Would you consider this home for your dog?
Spike and Sasha's home since April last year - the one next to the ladder. The building's owner informed us that the dogs were left in there for days on end without food and water and that they were never let out. He had agreed that they could be temporarily housed there for 3 weeks - not 10 months. He informed us that he had called the RSPCA and reported what was happening to these poor dogs.
Once they were house pets but this was their prison for the last 10 months!
The stench was overwhelming, this hovel was dark damp and filthy. The owner of the building's told us that the dogs' owners had been down the day before we arrived to clean up the place!! He also told us that until recently, their only bedding was a pallet until he provided a bale of straw. The straw must have seemed like a luxury to them.
We thought you would like to see the person responsible for this!
The owner happily posing with his dogs although we are not sure they look terribly happy!
We save the best for last.
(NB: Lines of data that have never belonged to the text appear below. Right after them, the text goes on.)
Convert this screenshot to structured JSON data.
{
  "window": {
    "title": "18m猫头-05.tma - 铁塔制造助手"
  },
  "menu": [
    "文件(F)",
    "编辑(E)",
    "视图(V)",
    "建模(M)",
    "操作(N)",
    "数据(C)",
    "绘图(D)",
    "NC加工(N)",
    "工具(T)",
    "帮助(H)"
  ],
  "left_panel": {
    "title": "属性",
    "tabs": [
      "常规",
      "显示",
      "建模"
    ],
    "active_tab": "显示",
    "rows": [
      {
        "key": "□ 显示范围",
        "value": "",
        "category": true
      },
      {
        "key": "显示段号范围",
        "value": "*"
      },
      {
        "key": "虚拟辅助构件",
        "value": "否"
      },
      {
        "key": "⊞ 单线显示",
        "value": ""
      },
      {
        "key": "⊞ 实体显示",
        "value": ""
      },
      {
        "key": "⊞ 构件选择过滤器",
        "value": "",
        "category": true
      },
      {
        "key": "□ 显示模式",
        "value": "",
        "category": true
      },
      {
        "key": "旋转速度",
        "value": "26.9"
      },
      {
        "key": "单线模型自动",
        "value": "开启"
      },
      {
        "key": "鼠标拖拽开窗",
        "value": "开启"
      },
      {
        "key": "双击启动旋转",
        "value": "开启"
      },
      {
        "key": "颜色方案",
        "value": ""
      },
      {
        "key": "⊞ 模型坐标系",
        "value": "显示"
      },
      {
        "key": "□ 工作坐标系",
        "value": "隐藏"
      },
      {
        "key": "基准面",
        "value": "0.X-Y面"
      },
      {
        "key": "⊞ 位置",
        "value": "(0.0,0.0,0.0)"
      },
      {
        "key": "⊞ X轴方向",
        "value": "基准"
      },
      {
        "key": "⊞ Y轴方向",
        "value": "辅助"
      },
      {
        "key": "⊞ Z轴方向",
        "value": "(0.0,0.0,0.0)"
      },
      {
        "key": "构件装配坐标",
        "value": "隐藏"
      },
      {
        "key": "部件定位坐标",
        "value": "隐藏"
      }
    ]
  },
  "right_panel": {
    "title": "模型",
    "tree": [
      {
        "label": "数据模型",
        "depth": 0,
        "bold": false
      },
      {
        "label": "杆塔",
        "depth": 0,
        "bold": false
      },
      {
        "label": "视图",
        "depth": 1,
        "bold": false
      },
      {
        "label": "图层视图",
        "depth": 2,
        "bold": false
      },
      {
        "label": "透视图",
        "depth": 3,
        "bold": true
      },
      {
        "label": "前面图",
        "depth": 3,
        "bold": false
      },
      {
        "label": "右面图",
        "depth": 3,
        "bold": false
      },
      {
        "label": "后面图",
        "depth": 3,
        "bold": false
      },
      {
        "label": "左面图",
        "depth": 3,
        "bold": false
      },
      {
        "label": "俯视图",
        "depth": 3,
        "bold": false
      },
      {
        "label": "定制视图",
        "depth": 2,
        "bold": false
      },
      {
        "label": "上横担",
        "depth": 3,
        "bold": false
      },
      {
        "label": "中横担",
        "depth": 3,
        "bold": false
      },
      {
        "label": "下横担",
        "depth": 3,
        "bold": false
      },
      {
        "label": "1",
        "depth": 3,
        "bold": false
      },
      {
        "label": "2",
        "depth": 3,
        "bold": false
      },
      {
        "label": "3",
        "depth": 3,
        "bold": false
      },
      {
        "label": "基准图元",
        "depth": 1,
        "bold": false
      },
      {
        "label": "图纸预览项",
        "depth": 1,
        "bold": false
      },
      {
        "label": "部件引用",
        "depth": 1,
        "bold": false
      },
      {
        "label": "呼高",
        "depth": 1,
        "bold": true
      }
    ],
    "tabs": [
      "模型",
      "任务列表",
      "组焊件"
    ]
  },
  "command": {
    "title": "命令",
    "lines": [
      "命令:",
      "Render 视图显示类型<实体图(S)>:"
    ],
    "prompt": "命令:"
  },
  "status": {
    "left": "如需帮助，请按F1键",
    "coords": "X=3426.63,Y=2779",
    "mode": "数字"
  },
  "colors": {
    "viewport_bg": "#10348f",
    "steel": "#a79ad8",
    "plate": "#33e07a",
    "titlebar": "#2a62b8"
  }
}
We received a phone call from the RSPCA inspector today Monday 26th January 2009 to inform us that the vet they use had stated that it was acceptable for these dogs to be treated in this way as they were being kept as farm animals!!
So what was the purpose of spending millions of pounds of taxpayers money on the Animal Welfare Act described on the Defra website as 'the most significant change in animal welfare legislation in almost a century.'
What does the Animal Welfare Act do?
It makes owners and keepers responsible for ensuring that the welfare needs of their animals are met.
These include the need:
1. For a suitable environment (place to live)
2. For a suitable diet
3. To exhibit normal behaviour patterns
4. To be housed with, or apart from, other animals (if applicable)
5. To be protected from pain, injury, suffering and disease
Can someone explain how the new Welfare Act has helped Spike and Sasha?
Spike and Sasha are now safe with this rescue and we will bring you updates on their progress. They are two lovely, sweet dogs who in our opinion have been subjected to appalling mental cruelty as well as being denied the basic requirements for a happy and healthy life. They are both very underweight and will have to have most of their coats shaved because they have been neglected so much.
Do you still feel like donating to the RSPCA?
"How Could You?" should bring tears to your eyes. It is very sad fact of life that many faithful pets have become disposable items and will be discarded, no longer required. Many of these will die unwanted, unloved and alone having spent the last few days, weeks or months in a filthy dank dirty kennel. Their final reward - a lethal injection!!
Poor Archie wasn't quite so lucky. His story highlights the plight of older dogs
Please help us by making a donation so that we can help re home more unwanted German Shepherd Dogs. Donations can be sent to Jayne Shenstone, German Shepherd Rescue, Little Vauld, Marden Hereford HR1 3HA. We also accept Paypal payments - just click on the Paypal button below. Thankyou.